In another incident, the AP says that the city of Ferguson billed the news organization $135 per hour for a whole day’s work to recover “a handful of e-mail accounts since the shooting.” Conversely, the Washington Post was quoted fees of at least $200 to receive “city officials’ e-mails since Aug. 9 discussing Brown’s shooting, citizen complaints against Ferguson officers, and Wilson’s personnel file.” Ferguson city officials quoted Buzzfeed “an unspecified thousands of dollars” to pull “e-mails and memos among city officials about Ferguson’s traffic-citation policies and changes to local elections.”
California cops don’t need warrants to surveil with drones – California Gov. Jerry Brown vetoed legislation that would have required the police to obtain search warrants to surveil the public with unmanned drones.
Brown, a Democrat facing re-election in November, sided with law enforcement and said the legislation simply granted Californians privacy rights that went too far beyond existing guarantees. Sunday’s veto comes as the small drones are becoming increasingly popular with business, hobbyists, and law enforcement.
“This bill prohibits law enforcement from using a drone without obtaining a search warrant, except in limited circumstances,” the governor said in his veto message (PDF). “There are undoubtedly circumstances where a warrant is appropriate. The bill’s exceptions, however, appear to be too narrow and could impose requirements beyond what is required by either the 4th Amendment or the privacy provisions in the California Constitution.”
At least 10 other states require the police to get a court warrant to surveil with a drone. Those states include Florida, Idaho, Illinois, Indiana, Iowa, Montana, Oregon, Tennessee, Utah, and Wisconsin.
As Slate described it, “California’s drone bill is not draconian. It includes exceptions for emergency situations, search-and-rescue efforts, traffic first responders, and inspection of wildfires. It allows other public agencies to use drones for other purposes—just not law enforcement.”
The widespread acceptance of drones has even caught the attention of a member of the US Supreme Court.
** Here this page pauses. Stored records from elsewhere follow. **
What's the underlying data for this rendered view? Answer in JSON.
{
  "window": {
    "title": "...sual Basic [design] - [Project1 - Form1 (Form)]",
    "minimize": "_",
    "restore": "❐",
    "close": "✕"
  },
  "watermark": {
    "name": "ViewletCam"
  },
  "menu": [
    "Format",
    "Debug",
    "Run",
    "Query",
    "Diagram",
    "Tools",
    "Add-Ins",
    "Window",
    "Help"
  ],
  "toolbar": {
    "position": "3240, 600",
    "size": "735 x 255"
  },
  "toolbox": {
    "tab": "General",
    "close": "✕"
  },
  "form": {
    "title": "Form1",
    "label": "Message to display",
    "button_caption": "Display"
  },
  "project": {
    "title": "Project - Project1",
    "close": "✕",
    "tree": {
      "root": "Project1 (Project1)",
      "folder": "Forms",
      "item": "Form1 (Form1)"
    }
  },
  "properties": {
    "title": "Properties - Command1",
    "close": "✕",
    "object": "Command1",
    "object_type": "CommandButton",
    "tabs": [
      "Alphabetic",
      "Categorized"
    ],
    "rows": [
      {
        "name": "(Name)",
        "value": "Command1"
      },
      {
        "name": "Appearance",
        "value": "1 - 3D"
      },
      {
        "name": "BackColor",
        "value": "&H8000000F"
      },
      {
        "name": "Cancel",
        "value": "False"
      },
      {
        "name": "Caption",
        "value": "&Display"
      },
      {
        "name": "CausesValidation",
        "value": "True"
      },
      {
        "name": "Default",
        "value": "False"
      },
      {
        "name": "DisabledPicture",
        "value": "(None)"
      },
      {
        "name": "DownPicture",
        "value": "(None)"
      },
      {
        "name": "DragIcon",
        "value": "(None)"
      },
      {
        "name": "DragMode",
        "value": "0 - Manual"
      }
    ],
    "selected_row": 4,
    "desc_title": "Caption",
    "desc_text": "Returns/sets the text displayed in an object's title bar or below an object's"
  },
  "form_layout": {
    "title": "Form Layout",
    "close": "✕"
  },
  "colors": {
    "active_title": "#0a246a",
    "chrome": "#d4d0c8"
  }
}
Justice Sonia Sotomayor said two weeks ago that she was concerned over a lack of unified privacy standards concerning drones.